Mint Works is a quick game that comes in a tiny tin, but contains plenty of decision-making.
The game is named for its resemblance to a tin of sweets, but when play begins you’re actually developers building your own neighbourhoods and doing so by assigning workers (the mint tokens, of which everyone starts with three). Three Plan cards are laid face-up and the rest remind as a draw pile. A few Location cards are laid out centrally where you will assign tokens to take the action on that card. You might get some more tokens (helpful for getting plans and building them), get a Plan card (take one from the display), build a Plan card (turn a plan card face-up in front of you – this is your neighbourhood) or grab the starting player token, which will give you first dibs in the next round: helpful when spaces on the Location cards are limited.
After everyone has either placed all their tokens or passed, there’s an upkeep phase. The Plan card display is replenished, everyone gets at least one mint token, but you may get more depending on what buildings you have in your neighbourhood. Many of the buildings give some little in-game rewards, and many of them have stars on. The stars are points, and as soon as one player hits seven points the game will end!
There’s nothing in Mint Works that hasn’t been used in many other games elsewhere, but then originality isn’t its M.O. – it’s all about packing a decent game experience into a highly portable – it really does fit in your pocket – and short-play package. And decent it really is: many games that set out to be portable tend to feel compromised in some way. With Mint Works there’s a genuine game here: brief and simple, but with crucial decisions to be made during play.

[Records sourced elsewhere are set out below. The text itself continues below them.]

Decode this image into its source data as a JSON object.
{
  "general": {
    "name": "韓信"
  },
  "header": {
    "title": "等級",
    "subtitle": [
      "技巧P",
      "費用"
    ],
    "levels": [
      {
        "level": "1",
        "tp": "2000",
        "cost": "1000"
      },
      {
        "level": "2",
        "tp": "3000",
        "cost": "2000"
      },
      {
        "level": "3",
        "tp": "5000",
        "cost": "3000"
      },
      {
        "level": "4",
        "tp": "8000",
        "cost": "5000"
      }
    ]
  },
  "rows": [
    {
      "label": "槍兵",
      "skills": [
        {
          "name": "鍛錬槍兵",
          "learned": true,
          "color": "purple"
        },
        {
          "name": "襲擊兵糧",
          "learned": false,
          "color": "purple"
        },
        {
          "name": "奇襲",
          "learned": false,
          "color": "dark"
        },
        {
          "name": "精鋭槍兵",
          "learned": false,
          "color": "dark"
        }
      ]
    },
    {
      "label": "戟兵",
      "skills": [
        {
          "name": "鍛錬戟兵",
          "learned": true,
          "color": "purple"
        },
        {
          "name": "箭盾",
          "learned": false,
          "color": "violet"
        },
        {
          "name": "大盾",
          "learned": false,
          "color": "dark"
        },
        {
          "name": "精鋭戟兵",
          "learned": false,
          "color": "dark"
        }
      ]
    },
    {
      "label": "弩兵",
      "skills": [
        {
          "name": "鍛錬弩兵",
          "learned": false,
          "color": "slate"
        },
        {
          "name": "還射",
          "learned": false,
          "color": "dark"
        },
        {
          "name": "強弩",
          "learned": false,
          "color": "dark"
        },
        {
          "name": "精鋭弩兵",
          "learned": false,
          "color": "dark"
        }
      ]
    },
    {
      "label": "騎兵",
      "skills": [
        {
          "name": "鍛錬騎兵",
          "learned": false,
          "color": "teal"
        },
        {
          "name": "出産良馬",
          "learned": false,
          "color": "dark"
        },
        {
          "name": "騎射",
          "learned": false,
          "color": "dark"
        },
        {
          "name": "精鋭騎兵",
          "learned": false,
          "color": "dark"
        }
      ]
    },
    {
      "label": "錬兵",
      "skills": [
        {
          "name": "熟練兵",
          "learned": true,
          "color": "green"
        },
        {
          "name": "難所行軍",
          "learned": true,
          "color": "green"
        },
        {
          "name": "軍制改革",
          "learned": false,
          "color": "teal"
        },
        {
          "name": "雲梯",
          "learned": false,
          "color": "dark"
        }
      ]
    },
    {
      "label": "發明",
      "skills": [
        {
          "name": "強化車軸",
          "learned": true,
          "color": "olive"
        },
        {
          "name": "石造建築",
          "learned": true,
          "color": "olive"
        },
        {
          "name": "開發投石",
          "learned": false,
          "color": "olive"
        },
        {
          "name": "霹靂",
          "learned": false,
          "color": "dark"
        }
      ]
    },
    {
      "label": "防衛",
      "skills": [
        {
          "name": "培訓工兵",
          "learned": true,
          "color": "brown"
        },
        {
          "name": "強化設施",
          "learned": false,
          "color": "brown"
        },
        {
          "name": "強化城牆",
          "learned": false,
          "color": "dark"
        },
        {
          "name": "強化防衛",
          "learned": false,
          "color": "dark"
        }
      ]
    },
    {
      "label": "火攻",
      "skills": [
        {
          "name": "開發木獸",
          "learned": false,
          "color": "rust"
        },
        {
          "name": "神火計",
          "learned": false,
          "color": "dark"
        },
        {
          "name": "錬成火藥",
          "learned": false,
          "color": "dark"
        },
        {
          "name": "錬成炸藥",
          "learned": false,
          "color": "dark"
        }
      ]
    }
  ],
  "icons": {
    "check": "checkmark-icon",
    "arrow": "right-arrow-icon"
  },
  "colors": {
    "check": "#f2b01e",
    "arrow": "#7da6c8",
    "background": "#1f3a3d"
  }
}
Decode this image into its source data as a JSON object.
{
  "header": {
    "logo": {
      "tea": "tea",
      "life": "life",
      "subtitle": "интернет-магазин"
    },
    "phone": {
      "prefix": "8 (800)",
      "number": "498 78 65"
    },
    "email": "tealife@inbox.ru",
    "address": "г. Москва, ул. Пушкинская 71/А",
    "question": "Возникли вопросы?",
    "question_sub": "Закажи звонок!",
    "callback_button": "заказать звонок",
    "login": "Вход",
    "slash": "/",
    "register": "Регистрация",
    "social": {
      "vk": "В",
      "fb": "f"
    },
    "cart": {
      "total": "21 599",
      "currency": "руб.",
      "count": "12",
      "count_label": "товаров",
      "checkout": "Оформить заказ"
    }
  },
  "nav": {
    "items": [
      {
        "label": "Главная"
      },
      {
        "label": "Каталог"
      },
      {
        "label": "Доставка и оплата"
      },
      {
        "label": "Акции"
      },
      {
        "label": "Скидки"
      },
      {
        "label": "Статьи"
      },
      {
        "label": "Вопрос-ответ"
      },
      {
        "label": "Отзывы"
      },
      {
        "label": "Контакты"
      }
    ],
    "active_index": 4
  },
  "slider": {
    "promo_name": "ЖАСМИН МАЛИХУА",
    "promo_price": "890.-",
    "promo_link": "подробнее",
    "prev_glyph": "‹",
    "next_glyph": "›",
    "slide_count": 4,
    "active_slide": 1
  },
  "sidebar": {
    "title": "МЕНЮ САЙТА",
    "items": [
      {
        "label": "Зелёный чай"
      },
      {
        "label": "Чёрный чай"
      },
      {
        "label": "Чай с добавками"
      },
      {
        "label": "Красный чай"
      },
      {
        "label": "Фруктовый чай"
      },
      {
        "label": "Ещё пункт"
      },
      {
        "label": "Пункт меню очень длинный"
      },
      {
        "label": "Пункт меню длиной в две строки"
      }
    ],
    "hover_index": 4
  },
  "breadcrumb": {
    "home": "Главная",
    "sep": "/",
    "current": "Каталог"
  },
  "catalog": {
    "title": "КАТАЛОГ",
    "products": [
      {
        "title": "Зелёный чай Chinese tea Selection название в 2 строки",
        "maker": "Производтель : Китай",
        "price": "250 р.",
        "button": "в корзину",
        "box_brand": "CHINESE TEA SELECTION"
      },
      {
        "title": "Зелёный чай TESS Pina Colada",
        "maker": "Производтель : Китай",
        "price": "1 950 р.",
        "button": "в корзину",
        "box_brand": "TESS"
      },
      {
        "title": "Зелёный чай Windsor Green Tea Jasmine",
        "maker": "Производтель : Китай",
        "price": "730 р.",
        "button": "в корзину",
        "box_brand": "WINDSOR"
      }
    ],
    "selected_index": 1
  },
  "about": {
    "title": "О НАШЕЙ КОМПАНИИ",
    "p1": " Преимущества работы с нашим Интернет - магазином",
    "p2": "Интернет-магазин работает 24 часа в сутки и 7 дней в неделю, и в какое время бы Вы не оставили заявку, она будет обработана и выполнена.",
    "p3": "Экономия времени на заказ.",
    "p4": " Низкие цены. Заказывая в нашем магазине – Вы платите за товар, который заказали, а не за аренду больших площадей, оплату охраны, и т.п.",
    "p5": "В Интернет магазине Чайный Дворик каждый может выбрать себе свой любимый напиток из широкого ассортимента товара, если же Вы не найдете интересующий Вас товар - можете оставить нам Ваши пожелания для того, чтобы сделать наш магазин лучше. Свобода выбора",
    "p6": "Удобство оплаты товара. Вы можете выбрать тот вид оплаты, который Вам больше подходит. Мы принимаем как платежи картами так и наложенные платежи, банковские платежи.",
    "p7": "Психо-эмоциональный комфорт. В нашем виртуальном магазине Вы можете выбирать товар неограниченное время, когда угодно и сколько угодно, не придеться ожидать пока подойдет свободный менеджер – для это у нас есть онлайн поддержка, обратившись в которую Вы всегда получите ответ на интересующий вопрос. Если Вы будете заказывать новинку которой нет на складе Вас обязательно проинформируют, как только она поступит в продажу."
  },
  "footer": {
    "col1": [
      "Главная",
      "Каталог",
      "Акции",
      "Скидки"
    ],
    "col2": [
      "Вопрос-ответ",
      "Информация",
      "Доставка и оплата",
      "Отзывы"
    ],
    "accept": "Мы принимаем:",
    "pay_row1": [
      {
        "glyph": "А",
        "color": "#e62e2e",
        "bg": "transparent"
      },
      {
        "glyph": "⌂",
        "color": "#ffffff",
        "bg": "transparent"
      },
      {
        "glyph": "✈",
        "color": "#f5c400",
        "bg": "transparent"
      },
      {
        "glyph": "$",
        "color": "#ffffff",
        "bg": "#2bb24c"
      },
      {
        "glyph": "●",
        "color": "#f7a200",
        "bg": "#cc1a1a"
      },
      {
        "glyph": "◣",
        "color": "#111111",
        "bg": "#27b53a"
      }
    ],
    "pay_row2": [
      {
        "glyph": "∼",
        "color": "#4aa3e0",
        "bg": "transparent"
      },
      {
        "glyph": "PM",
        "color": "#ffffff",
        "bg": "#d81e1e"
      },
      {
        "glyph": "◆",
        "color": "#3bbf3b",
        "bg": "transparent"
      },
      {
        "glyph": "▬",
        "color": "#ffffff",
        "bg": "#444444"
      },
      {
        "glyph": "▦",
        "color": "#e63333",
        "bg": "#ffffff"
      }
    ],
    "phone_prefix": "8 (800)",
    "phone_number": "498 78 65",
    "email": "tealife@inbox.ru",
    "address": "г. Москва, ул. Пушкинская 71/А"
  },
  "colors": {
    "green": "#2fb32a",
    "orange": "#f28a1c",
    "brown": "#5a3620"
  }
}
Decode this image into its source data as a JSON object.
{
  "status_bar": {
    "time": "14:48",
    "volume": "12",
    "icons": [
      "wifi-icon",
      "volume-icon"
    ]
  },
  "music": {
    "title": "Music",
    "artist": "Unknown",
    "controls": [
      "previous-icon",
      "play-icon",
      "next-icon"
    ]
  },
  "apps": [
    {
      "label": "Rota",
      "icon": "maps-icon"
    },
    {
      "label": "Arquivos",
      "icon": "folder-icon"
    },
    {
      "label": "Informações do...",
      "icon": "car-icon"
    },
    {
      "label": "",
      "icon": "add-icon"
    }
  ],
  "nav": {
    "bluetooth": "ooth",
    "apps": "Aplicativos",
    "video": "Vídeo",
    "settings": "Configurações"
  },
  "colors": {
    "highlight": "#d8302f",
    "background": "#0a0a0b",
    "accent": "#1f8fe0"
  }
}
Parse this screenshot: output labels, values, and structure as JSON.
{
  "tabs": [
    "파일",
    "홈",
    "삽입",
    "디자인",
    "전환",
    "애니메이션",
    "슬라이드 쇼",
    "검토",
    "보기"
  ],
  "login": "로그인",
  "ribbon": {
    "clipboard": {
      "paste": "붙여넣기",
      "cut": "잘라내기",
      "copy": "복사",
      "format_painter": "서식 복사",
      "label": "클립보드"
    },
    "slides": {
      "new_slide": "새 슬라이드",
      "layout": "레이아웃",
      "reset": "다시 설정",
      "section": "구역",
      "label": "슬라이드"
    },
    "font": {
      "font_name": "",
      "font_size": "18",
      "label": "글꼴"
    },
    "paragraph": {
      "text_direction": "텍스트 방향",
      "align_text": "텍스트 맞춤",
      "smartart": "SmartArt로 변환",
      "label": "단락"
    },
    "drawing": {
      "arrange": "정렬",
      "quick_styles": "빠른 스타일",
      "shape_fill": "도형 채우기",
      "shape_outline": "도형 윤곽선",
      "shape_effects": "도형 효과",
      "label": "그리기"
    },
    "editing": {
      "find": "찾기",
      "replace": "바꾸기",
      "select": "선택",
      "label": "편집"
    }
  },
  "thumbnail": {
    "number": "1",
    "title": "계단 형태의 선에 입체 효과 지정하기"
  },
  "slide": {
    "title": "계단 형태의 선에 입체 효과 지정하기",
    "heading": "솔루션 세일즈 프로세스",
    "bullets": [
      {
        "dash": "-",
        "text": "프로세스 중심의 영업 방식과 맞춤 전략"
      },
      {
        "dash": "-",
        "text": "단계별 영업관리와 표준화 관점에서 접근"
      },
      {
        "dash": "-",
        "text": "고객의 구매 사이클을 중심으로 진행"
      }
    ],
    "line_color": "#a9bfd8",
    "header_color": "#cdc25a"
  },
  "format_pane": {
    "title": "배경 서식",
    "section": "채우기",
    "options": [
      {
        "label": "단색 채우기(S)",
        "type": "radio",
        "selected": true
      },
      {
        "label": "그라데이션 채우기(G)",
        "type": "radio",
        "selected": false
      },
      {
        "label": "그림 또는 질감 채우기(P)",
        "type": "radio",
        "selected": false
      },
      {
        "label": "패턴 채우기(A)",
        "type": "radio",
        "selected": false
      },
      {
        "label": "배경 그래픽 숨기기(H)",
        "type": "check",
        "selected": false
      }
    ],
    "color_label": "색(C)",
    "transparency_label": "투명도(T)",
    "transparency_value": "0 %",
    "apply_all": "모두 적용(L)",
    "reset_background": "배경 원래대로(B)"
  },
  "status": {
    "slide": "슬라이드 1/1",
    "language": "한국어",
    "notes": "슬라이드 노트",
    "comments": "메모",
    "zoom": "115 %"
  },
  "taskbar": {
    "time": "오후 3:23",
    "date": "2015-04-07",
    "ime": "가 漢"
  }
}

Mint Works feels to me like a proof-of-concept – can you make a playable strategy game that fits in a tiny tin. It turns out you can, but it raises interesting questions for me about how much theme, artwork and ceremony you can take away from the board gaming experience and still have well, a board gaming experience. I have only played once, but it didn’t make me want to go back and play more particularly – there didn’t feel like there would be interesting strategies to explore and exploit in subsequent games. I often find myself making food or drink comparisons with games, and this to me is like a expertly-produced peppermint essence – slightly pointless without something delicious to put it in.
There's a little. Spaces on the Location cards are limited so you may find yourself blocked out. But nothing here to feel got at about.
Low...ish. Mint Works is a quick game, but a scatter-gun approach won't win it for you.
Plan cards come out randomly and there is some variation in the location cards too - there are four always present, and two extra random ones. Not always a vastly different playing experience, but it does offer some depth to play.